February 17, 2013
This week, a flat-footed and unfunny comment on sustainability. My apologies to anyone who came here for respite or relief.
The thought that you can ruin a farm is old, and the idea that we’ve set off on a path that leads nowhere in our general approach to farming has been sounded loudly since the 1970s. In the 80s, a key report introduced the idea of sustainable development. Sustainability became a buzzword, but for a good decade and a half, most people who heard the word suspected that people who thought they knew what they were talking about when they used it were suffering from some kind of delusion. When I came to MSU in 2003, there was a general reluctance to associate any idea or program with the idea of sustainability. Then as if by magic, everything changed. Sustainability was on everyone’s lips.
What happened? Answering that would be long and too boring even for me. But one thing that happened was that lots of people keyed in on the idea that there was money to be made by looking for ways to use natural resources more efficiently. And another thing that happened—this one more miraculous than the first—is that it became acceptable to question the justice and fairness of certain economic arrangements when sustainability was on the table. These two developments meant that science and technology types long focused on efficiency could break bread with social change types advocating for fairness and justice. Within limits, organizations like massive international corporations and local city governments showed themselves willing to participate in this sustainability conversation. If these new efficiency gains could be distributed fairly, that would be sustainable. Let’s go for it!
Except that as people began to think more carefully about the way that economic activity and social change occur within a broader environment—what our ancestors called “nature”—they started to understand how both can threaten ecosystems. Many people on the forefront of this learning curve are now ready to move beyond sustainability. They are itching to embrace resilience. I understand this. If you thought that sustainability was all about “having enough”, it was natural for you to think that finding ways to get what you want by using less would be a good thing. And it was not that difficult to link your desire for “enough” to a big ethical question: Enough for whom? When that question is on the table, you are talking pretty straight-up social justice, and it’s not that hard to see that future generations are part of the story, as well. But now you’ve figured out that this problem is actually a little more complicated than that. If you break the underlying natural system that produces a flow of resources—water to drink, fish to eat, soils to grow in, stable weather (this list gets very long)—well, you’re screwed. It’s time to rethink this puzzle.

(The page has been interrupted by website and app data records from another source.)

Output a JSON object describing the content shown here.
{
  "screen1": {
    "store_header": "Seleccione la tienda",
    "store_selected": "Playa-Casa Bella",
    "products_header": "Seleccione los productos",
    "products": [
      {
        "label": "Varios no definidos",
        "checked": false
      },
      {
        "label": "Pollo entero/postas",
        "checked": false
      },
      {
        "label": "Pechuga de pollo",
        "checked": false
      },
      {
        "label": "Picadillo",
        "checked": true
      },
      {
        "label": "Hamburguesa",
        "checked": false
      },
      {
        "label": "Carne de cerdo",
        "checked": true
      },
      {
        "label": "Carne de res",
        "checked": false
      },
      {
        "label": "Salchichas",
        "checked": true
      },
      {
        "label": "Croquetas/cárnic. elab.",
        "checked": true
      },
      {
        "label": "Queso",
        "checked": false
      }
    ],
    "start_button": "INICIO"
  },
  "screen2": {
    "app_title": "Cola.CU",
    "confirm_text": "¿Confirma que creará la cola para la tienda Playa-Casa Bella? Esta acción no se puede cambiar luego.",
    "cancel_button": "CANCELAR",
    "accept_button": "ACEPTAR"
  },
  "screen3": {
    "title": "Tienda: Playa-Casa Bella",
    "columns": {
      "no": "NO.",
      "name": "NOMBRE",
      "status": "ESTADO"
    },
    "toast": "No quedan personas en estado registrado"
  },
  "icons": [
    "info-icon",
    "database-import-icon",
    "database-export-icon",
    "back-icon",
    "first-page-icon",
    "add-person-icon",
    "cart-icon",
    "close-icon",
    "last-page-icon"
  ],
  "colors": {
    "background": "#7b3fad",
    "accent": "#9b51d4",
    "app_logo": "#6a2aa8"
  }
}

And rethinking it in terms of resilience is not a bad idea. Most ecosystems can absorb a certain amount of stress without breaking. They “bounce back,” like the way that when you push down on a buoyant object, it pops right back to the surface. Resilience is a name for the features that allow a system to absorb stress and then return to its original parameters. But you can push an ecosystem beyond its ability to bounce back. What we need, you’re now thinking, is NOT sustainability, but resilience. It’s time to go beyond sustainability; it’s time to think in terms of resilience!
Except for two things, and I am here today to tell you what those two things are.
Number one is that resilience was always part of sustainability. If you thought that sustainability was simply about having enough, that was your problem, not a deficiency in the idea of sustainability that bunches of us have been pushing for over forty years now. As for my own self, I’ve been pointing out that there’s always been tension between people who understand sustainability to be a problem of resource sufficiency, on the one hand, and those who stress functional integrity, on the other. But that’s too complicated for a blog. Read my book.
Number two is that sustainability is both more comprehensive and more complex than resilience. One of the problems that we face in achieving sustainability is that some of the socioeconomic systems we’ve come to rely on are too resilient. We need to break them and look for something better. Sustainability is a great way to start a conversation, and we shouldn’t give up on the idea just because that conversation makes us re-think our assumptions a little bit. When Thomas Jefferson and John Adams sat across the table during President George Washington’s cabinet meetings to have a conversation about democracy, they discovered that each of them understood this idea that they had just fought a war over somewhat differently. We can be thankful that they didn’t give up the conversation to look for some new word.
Sustainability is still a good idea. Let’s not give up on it just yet.
Paul B. Thompson is the W.K. Kellogg Professor of Agricultural, Food and Community Ethics at Michigan State University